While other global central banks also increased rates, they lagged behind the Fed and hence we saw most global currencies weakening against the dollar. India too did not remain immune to this trend.
In the coming year, we expect exports from India to be weak considering the deceleration in the world economy. This would contribute towards a widening trade deficit and the BOP would remain under pressure.
However, we feel that the worst may be over for the INR and the scope of further INR depreciation will likely to be limited in the coming year.
Few headwinds which India has to battle in the first 6 months of 2023?
The external sector would be vulnerable to the slowing global growth rates and needs to be followed closely. Inflation levels both domestic and global are going to determine the pace of rate hikes in the coming months and the markets would keenly watch for the interest rate hikes to plateau or pivot.
Additionally, a recovery in rural India demand is going to be an important contributor to the growth in the coming year, with India being a domestic-focused economy.
What are your expectations from Budget 2023?

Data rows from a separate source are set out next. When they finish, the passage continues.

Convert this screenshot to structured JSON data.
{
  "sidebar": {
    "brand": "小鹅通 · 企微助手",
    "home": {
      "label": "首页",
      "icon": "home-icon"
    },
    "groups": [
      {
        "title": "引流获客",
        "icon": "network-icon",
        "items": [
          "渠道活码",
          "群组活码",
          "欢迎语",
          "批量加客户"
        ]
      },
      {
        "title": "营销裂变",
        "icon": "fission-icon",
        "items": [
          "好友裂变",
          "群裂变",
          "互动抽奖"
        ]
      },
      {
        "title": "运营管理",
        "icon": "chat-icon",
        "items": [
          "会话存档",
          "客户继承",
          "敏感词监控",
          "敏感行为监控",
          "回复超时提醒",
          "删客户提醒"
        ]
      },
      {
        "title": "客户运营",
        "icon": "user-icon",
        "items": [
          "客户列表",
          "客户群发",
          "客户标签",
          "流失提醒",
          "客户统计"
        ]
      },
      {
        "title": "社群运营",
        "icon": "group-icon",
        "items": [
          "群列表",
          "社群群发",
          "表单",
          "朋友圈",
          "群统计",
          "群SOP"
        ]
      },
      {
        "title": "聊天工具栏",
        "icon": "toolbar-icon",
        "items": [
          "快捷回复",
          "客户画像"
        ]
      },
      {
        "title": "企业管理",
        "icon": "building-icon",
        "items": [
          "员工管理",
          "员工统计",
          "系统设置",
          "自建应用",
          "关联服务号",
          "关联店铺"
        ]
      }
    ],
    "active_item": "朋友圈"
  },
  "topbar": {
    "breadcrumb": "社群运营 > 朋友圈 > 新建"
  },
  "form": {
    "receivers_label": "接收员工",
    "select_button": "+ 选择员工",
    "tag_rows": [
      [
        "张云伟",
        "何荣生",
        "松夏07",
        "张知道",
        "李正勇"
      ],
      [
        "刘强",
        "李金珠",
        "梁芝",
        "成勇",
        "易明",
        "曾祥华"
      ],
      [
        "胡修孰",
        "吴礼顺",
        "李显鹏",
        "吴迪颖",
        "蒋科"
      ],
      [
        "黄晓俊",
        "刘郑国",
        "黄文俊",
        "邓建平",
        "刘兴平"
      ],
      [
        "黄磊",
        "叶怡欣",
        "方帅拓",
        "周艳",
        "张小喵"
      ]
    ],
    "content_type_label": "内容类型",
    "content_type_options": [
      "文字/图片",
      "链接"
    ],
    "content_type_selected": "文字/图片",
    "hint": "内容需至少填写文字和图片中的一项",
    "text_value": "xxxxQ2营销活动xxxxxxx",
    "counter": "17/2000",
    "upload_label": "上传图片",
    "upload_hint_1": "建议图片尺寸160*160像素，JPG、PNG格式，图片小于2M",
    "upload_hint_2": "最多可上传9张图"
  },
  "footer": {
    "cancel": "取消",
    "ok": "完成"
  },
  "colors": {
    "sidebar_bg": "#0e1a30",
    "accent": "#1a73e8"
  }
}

With market participants and some government officials indicating divergence in capital gain tax between different asset classes, we expect that there may be some announcements on rationalization/harmonization in the capital gains tax structure.
Given that India has managed the Covid pandemic crisis quite well (esp. from a macro perspective), and with better than budgeted tax collections and healthy tax buoyancy, the government should be comfortably able to meet the fiscal deficit target.
Also, with fiscal deficit earlier rising during the pandemic, the government may now go back to the pre-covid fiscal consolidation glide path.
Which sectors could remain in the spotlight in the Budget 2023 which is also the last Budget before India goes to poll in 2024?
Last year had seen a focus on infrastructure/government spending. Considering that this is the last budget before the general election in 2024, we may continue to see a push towards Capex, rural India, Infrastructure, and some major project announcements from the government.
Do you see interest rates peak out in 2023? If yes, what is the kind of impact we could see on currency and equity markets?
Globally as well as in India we have witnessed elevated inflation in CY22. However, in India inflation has been more manageable than the multi-decade high inflation seen in many developed economies. Therefore, central bank monetary policy tightening has been much more aggressive in developed economies compared to India.
Although most of the rate hikes in India are behind us now, there is still some way to go for developed economies like the US, Europe etc.
Equity Markets have moved up in the last year and are trading at premium valuations currently. Market returns in India over the past couple of years have come from strong corporate earnings growth and some PE expansion.
We believe that going forward in 2023, the potential of PE expansion in India is limited, and therefore returns will be more guided by corporate earnings growth.
What were your key learnings from 2022 which will come in handy in 2023 as well? In terms of primary markets – after what happened in 2022 with New Age companies do you think future listings will also see similar enthusiasm from the retail community?
There was too much excitement around new-age companies with the focus being on their long-term growth story. Most of the new age companies are listed at rich valuations which were a multiple of the sales of the entity.
Visibility of cash flows and profitability was limited in the near term and hence we have seen these stocks correcting to much more reasonable valuations.
Being focused on attractive valuations and cash flows while investing in compelling business models has been an important learning over the last year, as we had stayed away from the new-age segment earlier.
(Disclaimer: Recommendations, suggestions, views and opinions given by the experts are their own. These do not represent the views of Economic Times)